One evening, I told my husband that I wasn’t going to make two different dinners anymore. We were to all eat the same thing. If he wanted something special, he could go out to eat it. I was eating with my son to show him that, yes, other people eat this stuff too. Then after he went to bed I would eat “real” food. But now, things changed. I was on a mission. I finally decided that to do this as inexpensively as I could, I would only shop the perimeter of the store. Meats, fruits and vegetables. As for bread I bought different types from the frozen food section, hoping to make it seem better than it was.
Finally more and more books started coming out such as Lisa Lewis’s cook book that I started out with. The information in the front of the book is priceless and worth the money just for that part alone. I also ran into Carol Fenster at the next celiac convention and I bought a book which she signed and I use constantly. Her food tastes “normal”.

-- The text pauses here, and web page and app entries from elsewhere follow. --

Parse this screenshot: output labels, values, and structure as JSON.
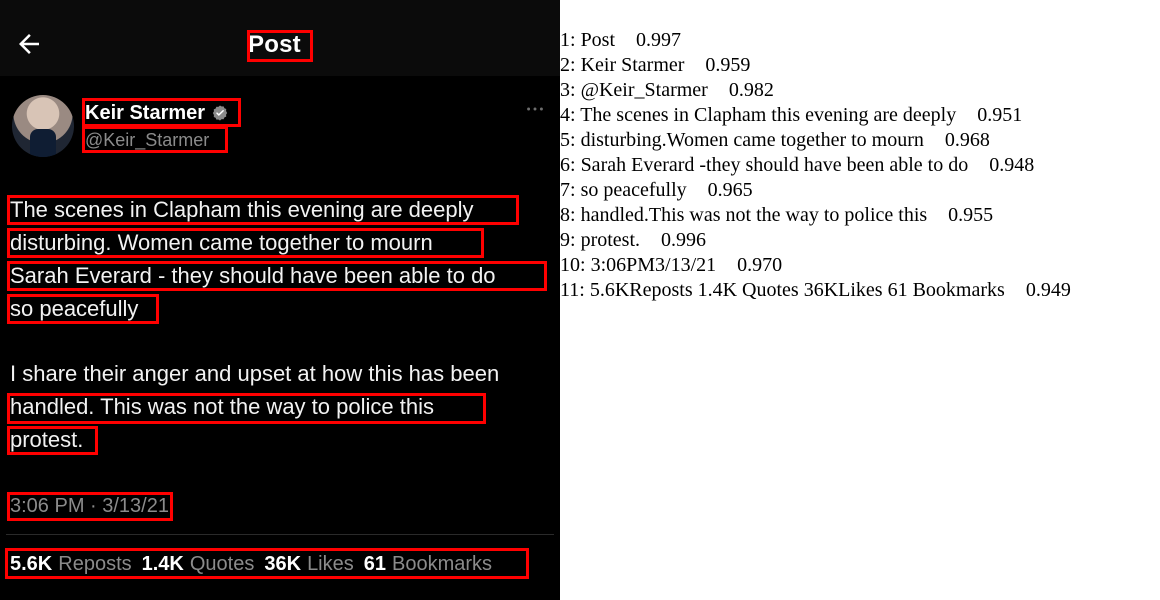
{
  "post_view": {
    "header": {
      "title": "Post"
    },
    "author": {
      "name": "Keir Starmer",
      "handle": "@Keir_Starmer"
    },
    "paragraph_1": [
      "The scenes in Clapham this evening are deeply",
      "disturbing. Women came together to mourn",
      "Sarah Everard  - they should have been able to do",
      "so peacefully"
    ],
    "paragraph_2": [
      "I share their anger and upset at how this has been",
      "handled. This was not the way to police this",
      "protest."
    ],
    "timestamp": "3:06 PM · 3/13/21",
    "stats": [
      {
        "num": "5.6K",
        "label": "Reposts"
      },
      {
        "num": "1.4K",
        "label": "Quotes"
      },
      {
        "num": "36K",
        "label": "Likes"
      },
      {
        "num": "61",
        "label": "Bookmarks"
      }
    ]
  },
  "ocr_results": [
    {
      "index": "1:",
      "text": "Post",
      "score": "0.997"
    },
    {
      "index": "2:",
      "text": "Keir Starmer",
      "score": "0.959"
    },
    {
      "index": "3:",
      "text": "@Keir_Starmer",
      "score": "0.982"
    },
    {
      "index": "4:",
      "text": "The scenes in Clapham this evening are deeply",
      "score": "0.951"
    },
    {
      "index": "5:",
      "text": "disturbing.Women came together to mourn",
      "score": "0.968"
    },
    {
      "index": "6:",
      "text": "Sarah Everard -they should have been able to do",
      "score": "0.948"
    },
    {
      "index": "7:",
      "text": "so peacefully",
      "score": "0.965"
    },
    {
      "index": "8:",
      "text": "handled.This was not the way to police this",
      "score": "0.955"
    },
    {
      "index": "9:",
      "text": "protest.",
      "score": "0.996"
    },
    {
      "index": "10:",
      "text": "3:06PM3/13/21",
      "score": "0.970"
    },
    {
      "index": "11:",
      "text": "5.6KReposts 1.4K Quotes 36KLikes 61 Bookmarks",
      "score": "0.949"
    }
  ],
  "colors": {
    "box": "#ff0000",
    "panel_bg": "#000000",
    "muted_text": "#8b8b8b"
  },
  "icons": [
    "back-arrow-icon",
    "verified-badge-icon",
    "more-options-icon"
  ]
}
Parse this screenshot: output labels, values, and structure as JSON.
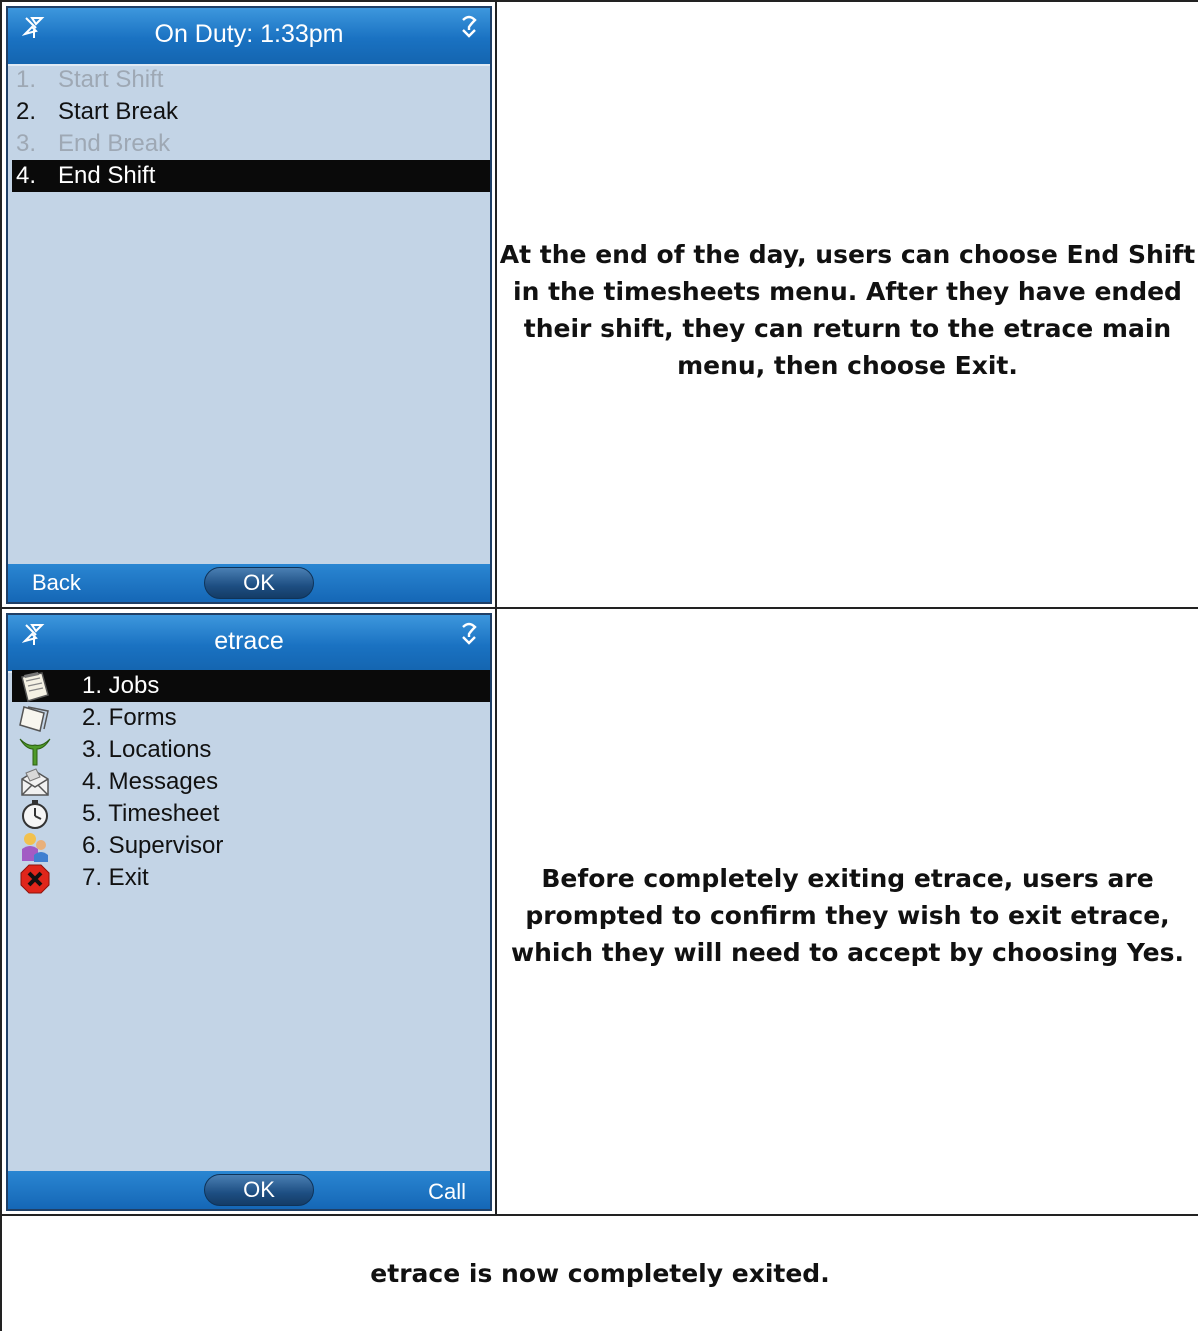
{
  "screen1": {
    "title": "On Duty: 1:33pm",
    "items": [
      {
        "num": "1.",
        "label": "Start Shift",
        "state": "disabled"
      },
      {
        "num": "2.",
        "label": "Start Break",
        "state": "normal"
      },
      {
        "num": "3.",
        "label": "End Break",
        "state": "disabled"
      },
      {
        "num": "4.",
        "label": "End Shift",
        "state": "selected"
      }
    ],
    "softkeys": {
      "left": "Back",
      "center": "OK"
    }
  },
  "screen2": {
    "title": "etrace",
    "items": [
      {
        "label": "1. Jobs",
        "icon": "jobs-icon",
        "state": "selected"
      },
      {
        "label": "2. Forms",
        "icon": "forms-icon",
        "state": "normal"
      },
      {
        "label": "3. Locations",
        "icon": "locations-icon",
        "state": "normal"
      },
      {
        "label": "4. Messages",
        "icon": "messages-icon",
        "state": "normal"
      },
      {
        "label": "5. Timesheet",
        "icon": "timesheet-icon",
        "state": "normal"
      },
      {
        "label": "6. Supervisor",
        "icon": "supervisor-icon",
        "state": "normal"
      },
      {
        "label": "7. Exit",
        "icon": "exit-icon",
        "state": "normal"
      }
    ],
    "softkeys": {
      "center": "OK",
      "right": "Call"
    }
  },
  "descriptions": {
    "step1": "At the end of the day, users can choose End Shift in the timesheets menu. After they have ended their shift, they can return to the etrace main menu, then choose Exit.",
    "step2": "Before completely exiting etrace, users are prompted to confirm they wish to exit etrace, which they will need to accept by choosing Yes.",
    "step3": "etrace is now completely exited."
  },
  "colors": {
    "titlebar": "#1a72c2",
    "screen_bg": "#c3d4e6",
    "selection": "#0a0a0a",
    "disabled_text": "#9ea8b4"
  }
}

As I gained more confidence cooking gluten free, I started making bread for myself. I bought a bread maker, Kitchen Aide stand mixer, rice cooker, blender, and a food processor. These are the staples in my kitchen in terms of helpful tools. I also use my crock pot a lot, and my newest addition, a pressure cooker. I say pressure cooker with a smile on my face. How ever did I do this all before this little pot came along?
This is a quick preview of my beginnings with Celiac. My goal is to help you through all the difficult stuff and make life easier for you. There are many people out there going through the same as you and I. Thank you for taking the time out to read this post and I sincerely hope you will enjoy our time together.